Are Working Moms Healthier Moms? — Health Check
Many new mothers grapple with whether or not they should work while their children are still young.
But if a new study is to be believed, it can actually benefit a woman's health to collect a paycheck between changing diapers.
The 20-year study of about 1,300 women found that those who worked were less depressed and reported better overall health than stay-at-home moms, which could be partially explained by the social isolation and stress that home-bound mothers often feel.
Overall, working moms reported fewer symptoms of depression and were more likely than non-employed mothers to rate their health "excellent."
However, it's not necessary to clock an 80-hour work week to see those benefits. Compared to moms who work full-time, those with part-time jobs actually reported less conflict between work and family. They were also just as involved in their child's schooling as stay-at-home moms, and they provided more learning opportunities for their toddlers than both stay-at-home moms and moms who worked full-time.

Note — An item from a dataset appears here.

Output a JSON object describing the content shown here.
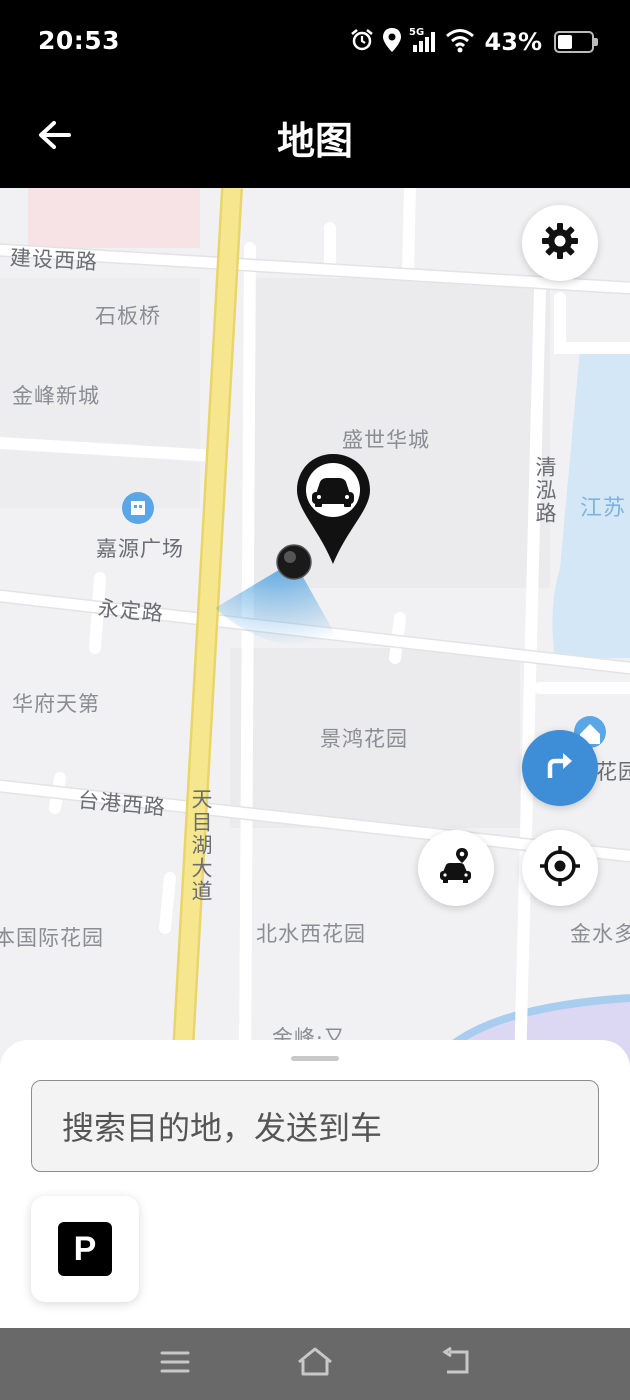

Bottom line? If you want to work when your child is young, don't feel guilty about it. It may actually benefit both of you.